The Collie is one of the more popular of the herding dog breeds. There are two varieties of Collies – the Rough-coated Collies and Smooth-coated Collies. The Collie has a long and tapered muzzle, flat head, almond shaped eyes and small ears that are semi-erect when it is alert. Collies have excellent hearing that can detect a shepherd’s whistle or voice from very long distances. The Rough Collie has a profuse long, straight harsh outer coat with a soft furry undercoat. The Rough variety also has an abundant mane and feathering on its hindquarters. The Smooth variety has a short harsh outer coat. Both varieties of this breed have coats that are: sable and white; tricolor; or blue merle; all with white markings. Male Collies stand 24 to 26 inches and female Collies 22 to 24 inches at shoulder height. Collies can weigh from 45 to 75 pounds.
Collies belong to the American Kennel Club (AKC) Herding Dog Group.
Rough-coated Collies originated in the Scottish lowlands and probably got their name from a type of black sheep called the Colley. Early forms of this breed were used as sheep herders in the 16th and 17th centuries. Queen Victoria became enthralled with this breed and brought them to Windsor Castle in the 1860’s. Soon after this recognition the Collie became a popular English show-dog. In the 1940’s this breed gained additional fame in the U.S. when it starred in the ‘Lassie’ movies. This fame resulted in extensive over breeding and the development of some neurotic Collies. In more recent years breeders have been much more responsible and are once-again producing friendly, intelligent family dogs. The Collie was ranked 36th out of 154 dog breeds in 2004 AKC registrations.
This is a good-natured, intelligent and friendly breed of dog that makes an excellent companion. The Smooth Collie is more active and athletic than the Rough-coated variety – although you can get both varieties in the same litter. Collie puppies need to be thoroughly socialized in order to build confidence. Collies need a lot of social interaction and can become noisy or destructive if left without human companionship for long periods of time. Most collies are good with children and other pets if thoroughly socialized when they are puppies. Collies can be trained to a fairly high level through the use of praise and food rewards. Collies can be very sensitive to noise and loud voices. Collies are wary of strangers and make good watchdogs. This breed does well with novice or first-time dog owners.

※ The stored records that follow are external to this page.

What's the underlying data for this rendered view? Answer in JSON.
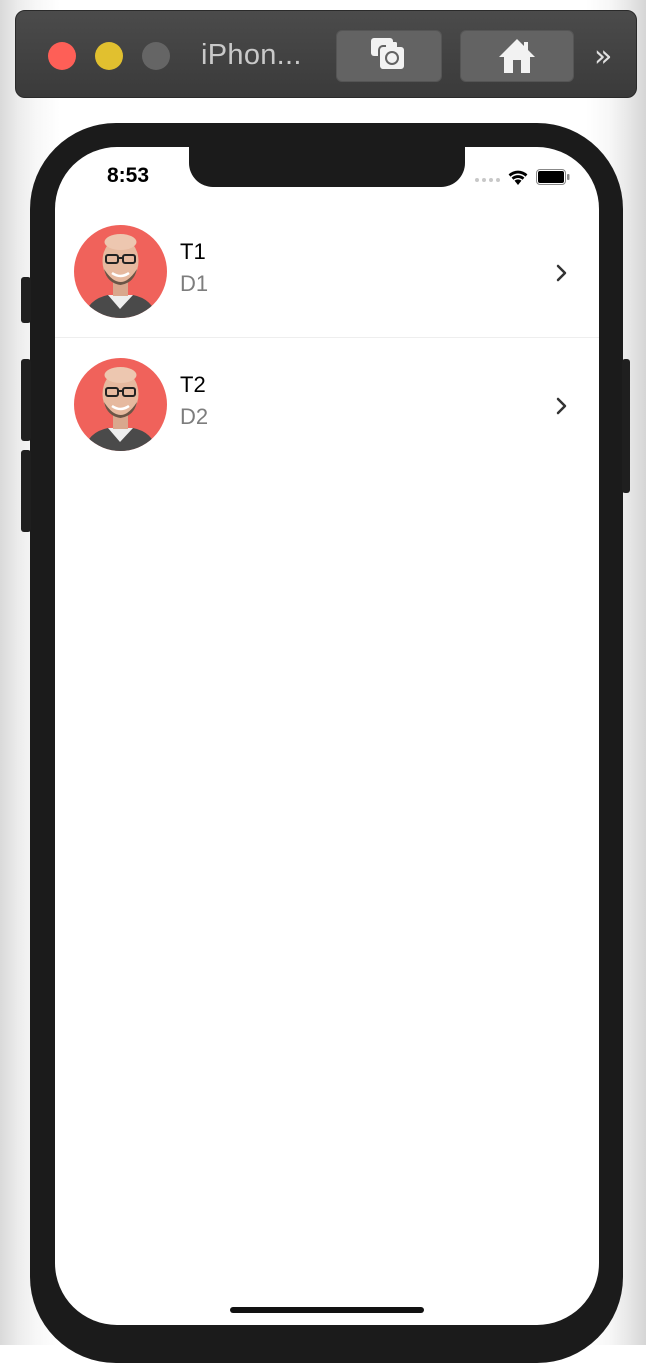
{
  "window": {
    "title": "iPhon...",
    "overflow_glyph": "»",
    "buttons": [
      {
        "name": "screenshot-button",
        "icon": "camera-icon"
      },
      {
        "name": "home-button",
        "icon": "home-icon"
      }
    ]
  },
  "status_bar": {
    "time": "8:53"
  },
  "list": {
    "items": [
      {
        "title": "T1",
        "description": "D1"
      },
      {
        "title": "T2",
        "description": "D2"
      }
    ]
  },
  "colors": {
    "avatar_background": "#f0625b",
    "close": "#fe5f57",
    "minimize": "#e1c02f",
    "zoom": "#656565"
  }
}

Collies need regular exercises and activities to keep them busy. Collies can be car chasers, so exercise them in safe areas. Most Collies can jump over a five-foot fence so additional measures will have to be taken to keep them safe.
The Rough-coated Collie needs a lot of brushing with a pin brush that reaches the undercoat. This should be done thoroughly at least once per week and more often when they are shedding. The Rough variety is a heavy shedder. The Smooth-coated Collie needs only moderate grooming and is a much lighter shedder.
Collies usually live for 12 to 14 years. Common health problems include ‘Collie-eye’ anomaly, skin disorders and deafness in merles.